> _Aim of the task_: Please give the listing again, word for word, with nothing left out.

-------------------------

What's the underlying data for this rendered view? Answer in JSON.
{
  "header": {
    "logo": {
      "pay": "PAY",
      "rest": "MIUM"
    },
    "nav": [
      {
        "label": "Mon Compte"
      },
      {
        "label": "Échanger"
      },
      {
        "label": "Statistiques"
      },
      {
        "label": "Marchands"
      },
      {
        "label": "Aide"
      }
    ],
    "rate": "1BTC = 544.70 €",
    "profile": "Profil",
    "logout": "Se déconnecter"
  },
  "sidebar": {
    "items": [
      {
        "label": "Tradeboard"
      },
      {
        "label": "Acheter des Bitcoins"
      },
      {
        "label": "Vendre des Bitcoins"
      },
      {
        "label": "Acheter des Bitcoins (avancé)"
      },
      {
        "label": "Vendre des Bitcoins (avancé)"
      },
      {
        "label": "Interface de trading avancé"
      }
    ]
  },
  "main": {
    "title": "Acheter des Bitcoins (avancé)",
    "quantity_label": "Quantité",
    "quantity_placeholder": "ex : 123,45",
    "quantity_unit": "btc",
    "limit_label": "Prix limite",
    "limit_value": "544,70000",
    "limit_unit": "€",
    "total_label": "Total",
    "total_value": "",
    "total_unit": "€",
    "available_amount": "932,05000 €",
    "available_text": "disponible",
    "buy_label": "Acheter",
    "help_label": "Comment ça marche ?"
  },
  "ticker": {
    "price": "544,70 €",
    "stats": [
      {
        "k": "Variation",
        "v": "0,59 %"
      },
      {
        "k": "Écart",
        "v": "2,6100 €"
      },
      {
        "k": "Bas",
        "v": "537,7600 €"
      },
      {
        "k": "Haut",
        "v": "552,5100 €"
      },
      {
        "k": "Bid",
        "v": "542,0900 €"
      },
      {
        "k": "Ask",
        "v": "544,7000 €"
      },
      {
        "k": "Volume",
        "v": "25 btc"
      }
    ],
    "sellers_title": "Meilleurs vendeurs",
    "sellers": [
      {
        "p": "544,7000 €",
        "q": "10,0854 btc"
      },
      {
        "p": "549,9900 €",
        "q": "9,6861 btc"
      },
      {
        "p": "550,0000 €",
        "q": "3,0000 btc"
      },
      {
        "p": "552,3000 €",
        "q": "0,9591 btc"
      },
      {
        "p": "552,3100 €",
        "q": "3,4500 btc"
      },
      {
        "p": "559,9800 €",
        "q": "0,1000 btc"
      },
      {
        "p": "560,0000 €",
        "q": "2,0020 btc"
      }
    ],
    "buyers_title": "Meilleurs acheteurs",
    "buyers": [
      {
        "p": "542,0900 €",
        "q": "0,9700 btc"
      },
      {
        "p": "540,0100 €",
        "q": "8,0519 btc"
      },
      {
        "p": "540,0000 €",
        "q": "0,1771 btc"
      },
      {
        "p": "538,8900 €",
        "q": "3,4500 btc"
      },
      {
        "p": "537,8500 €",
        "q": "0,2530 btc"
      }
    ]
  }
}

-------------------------

> _Reply_:
What's the underlying data for this rendered view? Answer in JSON.
{
  "header": {
    "logo": {
      "pay": "PAY",
      "rest": "MIUM"
    },
    "nav": [
      {
        "label": "Mon Compte"
      },
      {
        "label": "Échanger"
      },
      {
        "label": "Statistiques"
      },
      {
        "label": "Marchands"
      },
      {
        "label": "Aide"
      }
    ],
    "rate": "1BTC = 544.70 €",
    "profile": "Profil",
    "logout": "Se déconnecter"
  },
  "sidebar": {
    "items": [
      {
        "label": "Tradeboard"
      },
      {
        "label": "Acheter des Bitcoins"
      },
      {
        "label": "Vendre des Bitcoins"
      },
      {
        "label": "Acheter des Bitcoins (avancé)"
      },
      {
        "label": "Vendre des Bitcoins (avancé)"
      },
      {
        "label": "Interface de trading avancé"
      }
    ]
  },
  "main": {
    "title": "Acheter des Bitcoins (avancé)",
    "quantity_label": "Quantité",
    "quantity_placeholder": "ex : 123,45",
    "quantity_unit": "btc",
    "limit_label": "Prix limite",
    "limit_value": "544,70000",
    "limit_unit": "€",
    "total_label": "Total",
    "total_value": "",
    "total_unit": "€",
    "available_amount": "932,05000 €",
    "available_text": "disponible",
    "buy_label": "Acheter",
    "help_label": "Comment ça marche ?"
  },
  "ticker": {
    "price": "544,70 €",
    "stats": [
      {
        "k": "Variation",
        "v": "0,59 %"
      },
      {
        "k": "Écart",
        "v": "2,6100 €"
      },
      {
        "k": "Bas",
        "v": "537,7600 €"
      },
      {
        "k": "Haut",
        "v": "552,5100 €"
      },
      {
        "k": "Bid",
        "v": "542,0900 €"
      },
      {
        "k": "Ask",
        "v": "544,7000 €"
      },
      {
        "k": "Volume",
        "v": "25 btc"
      }
    ],
    "sellers_title": "Meilleurs vendeurs",
    "sellers": [
      {
        "p": "544,7000 €",
        "q": "10,0854 btc"
      },
      {
        "p": "549,9900 €",
        "q": "9,6861 btc"
      },
      {
        "p": "550,0000 €",
        "q": "3,0000 btc"
      },
      {
        "p": "552,3000 €",
        "q": "0,9591 btc"
      },
      {
        "p": "552,3100 €",
        "q": "3,4500 btc"
      },
      {
        "p": "559,9800 €",
        "q": "0,1000 btc"
      },
      {
        "p": "560,0000 €",
        "q": "2,0020 btc"
      }
    ],
    "buyers_title": "Meilleurs acheteurs",
    "buyers": [
      {
        "p": "542,0900 €",
        "q": "0,9700 btc"
      },
      {
        "p": "540,0100 €",
        "q": "8,0519 btc"
      },
      {
        "p": "540,0000 €",
        "q": "0,1771 btc"
      },
      {
        "p": "538,8900 €",
        "q": "3,4500 btc"
      },
      {
        "p": "537,8500 €",
        "q": "0,2530 btc"
      }
    ]
  }
}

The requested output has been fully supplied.